If you lose something in the snow, Jason Wilmot is the guy you want searching. His eyes are trained to find what hides well in white. He looks for wildlife in winter, specifically wolverine and lynx. From the air and on the ground, Wilmot covers thousands of miles in the Greater Yellowstone Ecosystem looking for tracks in snow.
“I’m always and forever looking for tracks,” says Wilmot, Bridger-Teton National Forest wildlife biologist. “Verification is a big thing. We need true, actual evidence.”
Wolverine evidence is rare, but Wilmot has it. What he doesn’t have is lynx. The last Canada lynx documented in the area was a radio-collared cat by Wyoming’s Greys River in 2010. That means the Greater Yellowstone Ecosystem is facing a decade of documenting nothing. The missing lynx is really missing.
“I’m not surprised, but I’m sad,” Wilmot says. “The historical picture of lynx in the GYE is certain. They were absolutely here, but go back centuries and it’s questionable.”
Two factors raise questions.
First, snowshoe hares. They’re a diet staple for lynx, and they’re definitely in Canada. They’re not definitely present in the Greater Yellowstone Ecosystem.
Second, forest. It’s contiguous in Canada. It’s patchy in the Greater Yellowstone Ecosystem. It’s possible the last lynx was a surplus population from Canada that’s declined since. To study that, Wilmot’s research team saturated 1.9 million acres within the Greater Yellowstone Ecosystem's 20 million acres with 54 trail cameras and thousands of hiked miles. For three winters, 2015 through 2017, the team followed tracks and imported images. They studied more than 3000,000 trail cam photos.
“We didn’t find a single picture of a lynx,” Wilmot says. “We didn’t find a single track or trace of DNA either. Nothing.”

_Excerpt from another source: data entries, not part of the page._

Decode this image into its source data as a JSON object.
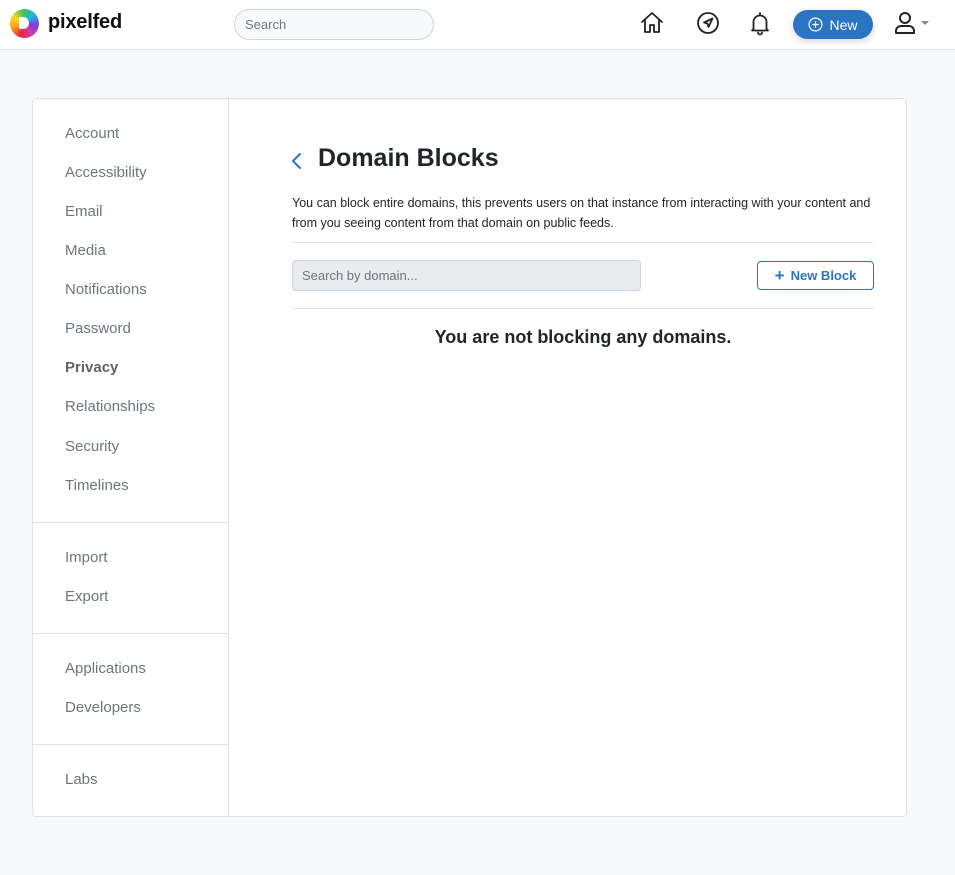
{
  "navbar": {
    "brand": "pixelfed",
    "search_placeholder": "Search",
    "icons": [
      "home-icon",
      "explore-icon",
      "notifications-bell-icon"
    ],
    "new_button_label": "New",
    "new_button_icon": "plus-circle-icon",
    "user_menu_icon": "user-icon",
    "accent_color": "#2b74c4"
  },
  "sidebar": {
    "groups": [
      {
        "items": [
          {
            "label": "Account",
            "active": false
          },
          {
            "label": "Accessibility",
            "active": false
          },
          {
            "label": "Email",
            "active": false
          },
          {
            "label": "Media",
            "active": false
          },
          {
            "label": "Notifications",
            "active": false
          },
          {
            "label": "Password",
            "active": false
          },
          {
            "label": "Privacy",
            "active": true
          },
          {
            "label": "Relationships",
            "active": false
          },
          {
            "label": "Security",
            "active": false
          },
          {
            "label": "Timelines",
            "active": false
          }
        ]
      },
      {
        "items": [
          {
            "label": "Import",
            "active": false
          },
          {
            "label": "Export",
            "active": false
          }
        ]
      },
      {
        "items": [
          {
            "label": "Applications",
            "active": false
          },
          {
            "label": "Developers",
            "active": false
          }
        ]
      },
      {
        "items": [
          {
            "label": "Labs",
            "active": false
          }
        ]
      }
    ]
  },
  "main": {
    "title": "Domain Blocks",
    "back_icon": "chevron-left-icon",
    "description": "You can block entire domains, this prevents users on that instance from interacting with your content and from you seeing content from that domain on public feeds.",
    "search_placeholder": "Search by domain...",
    "search_value": "",
    "new_block_label": "New Block",
    "empty_message": "You are not blocking any domains."
  }
}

Lynx are listed as a threatened species. Wyoming’s Bridger-Teton National Forest manages timber harvest within the limits of that listing. Across the border in Idaho, Caribou-Targhee National Forest doesn’t have the same restrictions, but lynx could be in the Gem State. The timber around Idaho’s Caribou Mountain, near Gray's Lake National Wildlife Refuge, is across the border from Wyoming’s Greys River.
“If people see a track that might be of interest, I will follow up on it,” Wilmot says. “That’s how something is going to pop up. Someone is going to see something.”
Hundreds of trail cams dot eastern Idaho. Dozens of them are monitoring the area’s wolf population. Cameras are cheaper and less invasive than GPS collars. Cameras are also generalists. They take pictures of wolves, but they also take pictures of anything else that moves.
“You get that camera, and it’s kind of a Christmas present in a way,” says Josh Rydalch, Idaho Department of Fish & Game regional wildlife biologist. “It’s amazing what we catch, and it’s fun to watch what’s out there.”
In the case of the missing lynx, they’re revealing what’s not out there. Wilmot isn’t sorting photos to count cats. He’s sorting photos for the existence of any cats. If he ever finds a lynx, he’ll collar it so the needle in the haystack is easier to find.
“If we found a lynx, it would be a huge deal,” Wilmot says. “One could come through. It could happen. It’s like fishing. You don’t catch fish if you don’t put your line in the water.”